Wednesday, January 13, 2010
Atul Gawande's Checklist
Dr. Atul Gawande is one of the best physician writers of this decade. A Cancer Surgeon at Harvard Medical School, he also writes for The New Yorker and has written two best selling books, Complications and Better. Now he is on the speaking tour for his new book, The Checklist Manifesto: How to Get Things Right, and I heard him speak last night. This guy is a great speaker and he makes his case clearly and with anecdotal stories that bring it home to the listener.
Gawande knows that medicine has become so complex that there are thousands of tiny steps and decisions that come together to create a good patient outcome. There are also a thousand ways things can go wrong.
I think of the knee surgery I just had. If one nurse or physical therapist didn't wash their hands before they touched me, I could have gotten an infection that would destroy the surgery. If I didn't get my intraop antibiotic before the incision, that is another way to get infected. If the anticoagulant wasn't ordered, I could have a deep venous thrombosis (a common and known complication). If my dressing was too tight, I could have had a skin ulcer that would delay recovery. All caregivers want to do the right thing...but as Gawande says; "We miss stuff because of the complexity of care".

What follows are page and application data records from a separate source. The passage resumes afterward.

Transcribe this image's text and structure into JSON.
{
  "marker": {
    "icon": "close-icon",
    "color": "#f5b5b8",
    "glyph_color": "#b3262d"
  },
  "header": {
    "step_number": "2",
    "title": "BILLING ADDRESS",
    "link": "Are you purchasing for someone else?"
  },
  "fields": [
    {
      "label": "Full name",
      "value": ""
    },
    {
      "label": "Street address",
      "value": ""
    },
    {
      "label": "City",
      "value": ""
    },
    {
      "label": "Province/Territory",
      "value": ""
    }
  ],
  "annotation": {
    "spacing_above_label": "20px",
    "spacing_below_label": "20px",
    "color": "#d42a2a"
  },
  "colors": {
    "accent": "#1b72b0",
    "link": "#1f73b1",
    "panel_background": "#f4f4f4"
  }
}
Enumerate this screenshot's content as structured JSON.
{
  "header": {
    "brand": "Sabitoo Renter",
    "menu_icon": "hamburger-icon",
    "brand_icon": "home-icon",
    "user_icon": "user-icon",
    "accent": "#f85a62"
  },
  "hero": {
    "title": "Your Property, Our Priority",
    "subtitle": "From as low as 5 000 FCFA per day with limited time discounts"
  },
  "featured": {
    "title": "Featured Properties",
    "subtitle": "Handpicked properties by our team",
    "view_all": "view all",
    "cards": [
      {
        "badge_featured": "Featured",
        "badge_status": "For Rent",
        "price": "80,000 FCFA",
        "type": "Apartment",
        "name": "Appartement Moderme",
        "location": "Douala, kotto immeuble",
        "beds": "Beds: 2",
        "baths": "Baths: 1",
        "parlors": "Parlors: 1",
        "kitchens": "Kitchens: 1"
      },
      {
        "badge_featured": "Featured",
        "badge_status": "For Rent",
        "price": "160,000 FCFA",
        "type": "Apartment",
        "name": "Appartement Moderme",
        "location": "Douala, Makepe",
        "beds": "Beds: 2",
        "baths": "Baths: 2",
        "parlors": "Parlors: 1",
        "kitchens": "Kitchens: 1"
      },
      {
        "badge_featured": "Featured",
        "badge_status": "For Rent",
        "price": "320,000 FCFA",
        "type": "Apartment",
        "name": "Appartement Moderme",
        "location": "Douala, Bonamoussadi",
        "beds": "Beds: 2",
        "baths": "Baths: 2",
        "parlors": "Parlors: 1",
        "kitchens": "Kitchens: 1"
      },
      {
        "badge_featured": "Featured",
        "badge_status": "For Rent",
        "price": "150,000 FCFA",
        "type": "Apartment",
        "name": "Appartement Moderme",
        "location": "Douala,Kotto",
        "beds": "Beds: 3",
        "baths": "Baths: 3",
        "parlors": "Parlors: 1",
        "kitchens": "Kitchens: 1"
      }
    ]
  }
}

Gawande and a team of researchers copied the airline industry and brought simple checklists into the operating room to navigate complex procedures. The surgical checklist creates a pre-op "time out" for the surgical team and a way for everyone to communicate verbally the details of the case so they are on the same page. Are antibiotics given? Check! How much blood is expected to be lost? Check! Are there any equipment issues? Check!
It sounds simple but there is significant push back from some surgeons for using a simple checklist. They say it makes no difference. It causes unnecessary delays. It is worthless and just another administrative hassle. Yet institutions that use the checklist show a significant drop in complications and better outcomes for patients.
Gawande made the point that health care reform is a way of organizing and paying for health care. But the real advances we make in patient care going forward will depend upon bringing caregivers together to deliver care in organized ways with the emphasis on patient outcome...not just on what we doctors are doing at that moment.
The surgeon constructed my new knee perfectly...but the entire operation could have been a failure if everything that should have happened post-op, didn't happen. Medicine is a team sport and team sports have game plans and everyone knows their role. Atul Gawande is spreading the message.
Posted by Toni Brayer, MD at 7:20 AM